> Exercise details: Looking at the records below, count how many lines contain the string "value". Give that number alone.

[Page and application data records]

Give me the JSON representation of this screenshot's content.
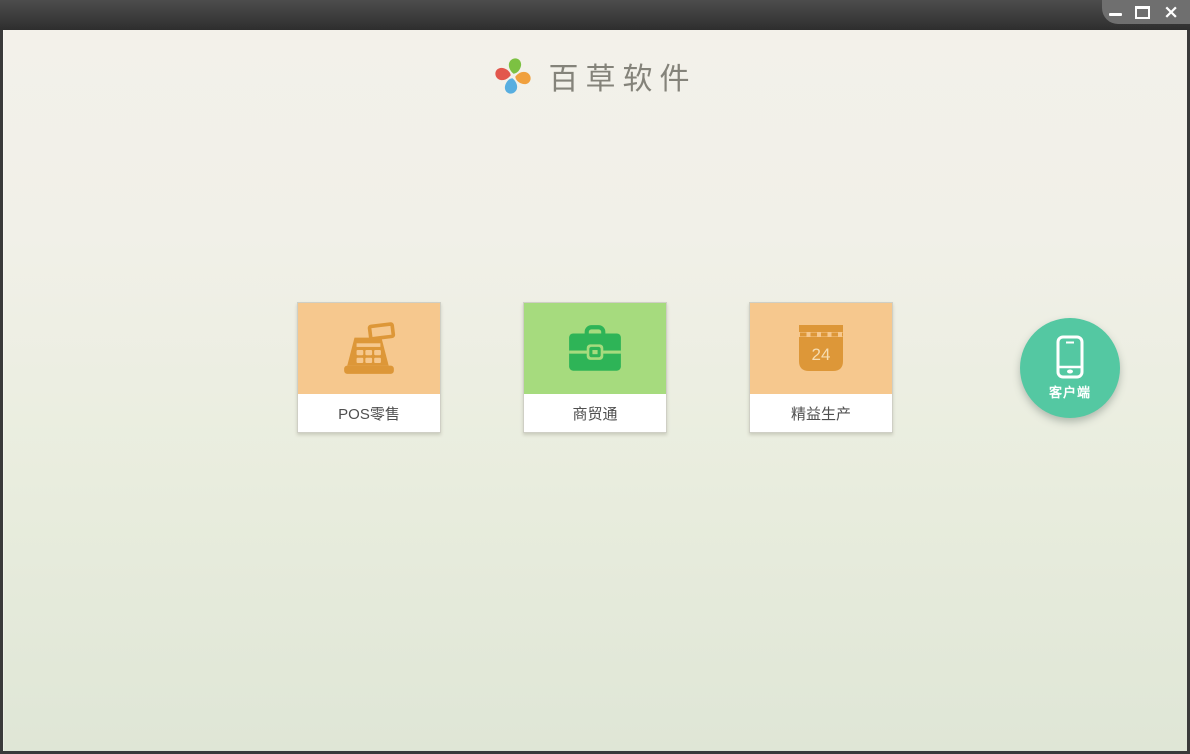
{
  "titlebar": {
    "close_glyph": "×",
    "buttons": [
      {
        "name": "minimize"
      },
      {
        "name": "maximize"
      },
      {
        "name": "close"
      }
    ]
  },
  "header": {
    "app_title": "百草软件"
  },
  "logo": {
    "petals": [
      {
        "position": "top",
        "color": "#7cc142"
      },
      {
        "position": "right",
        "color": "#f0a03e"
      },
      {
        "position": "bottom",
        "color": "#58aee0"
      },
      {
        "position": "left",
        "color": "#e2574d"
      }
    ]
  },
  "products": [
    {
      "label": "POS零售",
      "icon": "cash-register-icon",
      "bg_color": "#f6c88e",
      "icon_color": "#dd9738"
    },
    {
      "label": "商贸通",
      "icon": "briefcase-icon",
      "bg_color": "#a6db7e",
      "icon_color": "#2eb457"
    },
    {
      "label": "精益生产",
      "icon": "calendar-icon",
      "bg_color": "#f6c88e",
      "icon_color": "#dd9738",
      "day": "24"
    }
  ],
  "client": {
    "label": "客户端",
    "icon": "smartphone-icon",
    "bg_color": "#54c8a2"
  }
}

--

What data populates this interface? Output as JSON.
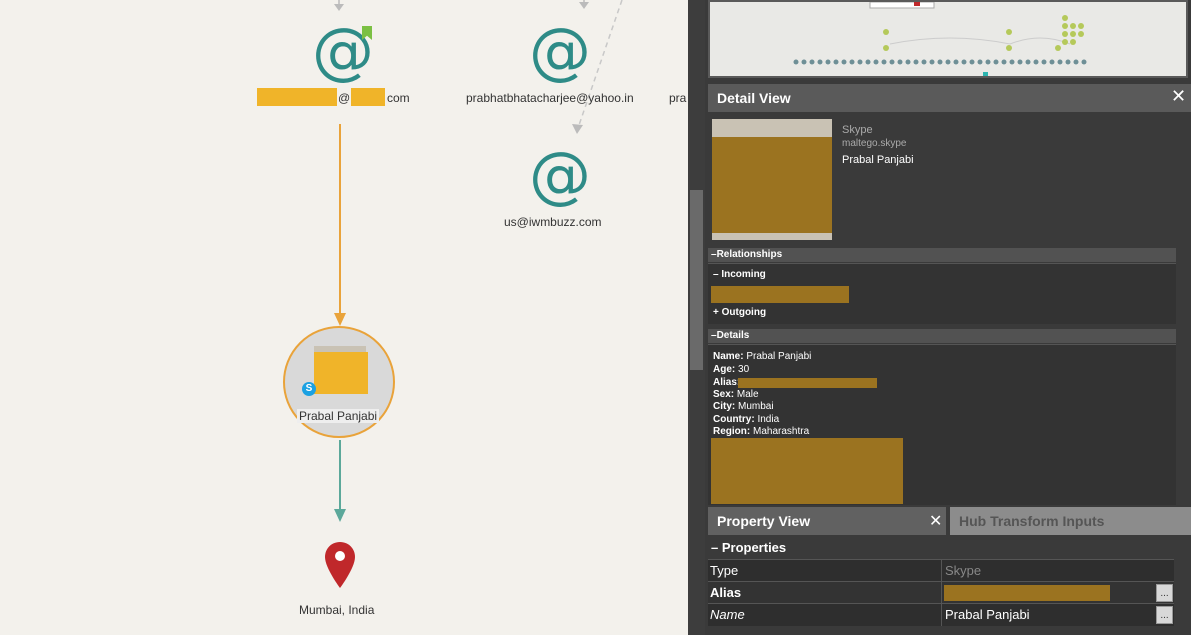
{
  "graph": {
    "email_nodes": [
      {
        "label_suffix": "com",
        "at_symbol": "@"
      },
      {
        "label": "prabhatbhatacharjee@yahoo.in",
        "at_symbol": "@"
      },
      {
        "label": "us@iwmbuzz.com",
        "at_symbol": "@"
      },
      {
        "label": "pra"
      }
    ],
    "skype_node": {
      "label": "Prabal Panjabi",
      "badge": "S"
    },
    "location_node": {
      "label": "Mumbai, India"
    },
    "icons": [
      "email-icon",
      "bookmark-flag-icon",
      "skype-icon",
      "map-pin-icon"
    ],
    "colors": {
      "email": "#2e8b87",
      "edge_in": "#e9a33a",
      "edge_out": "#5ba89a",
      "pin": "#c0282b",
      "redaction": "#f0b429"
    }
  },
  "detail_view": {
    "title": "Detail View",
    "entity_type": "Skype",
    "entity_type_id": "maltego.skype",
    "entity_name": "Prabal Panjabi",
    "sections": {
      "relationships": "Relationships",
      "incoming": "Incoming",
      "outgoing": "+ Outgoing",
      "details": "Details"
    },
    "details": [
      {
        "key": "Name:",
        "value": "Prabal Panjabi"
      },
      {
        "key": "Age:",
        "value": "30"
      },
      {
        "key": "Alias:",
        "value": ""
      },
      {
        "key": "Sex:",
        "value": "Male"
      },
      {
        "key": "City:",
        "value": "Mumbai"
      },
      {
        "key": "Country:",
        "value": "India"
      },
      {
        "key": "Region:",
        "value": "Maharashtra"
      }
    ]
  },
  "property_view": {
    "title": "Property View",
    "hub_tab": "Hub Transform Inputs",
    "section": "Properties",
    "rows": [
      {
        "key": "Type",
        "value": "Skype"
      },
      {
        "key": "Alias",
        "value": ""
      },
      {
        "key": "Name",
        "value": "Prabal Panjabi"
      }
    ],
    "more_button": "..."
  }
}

> Result for this task: 10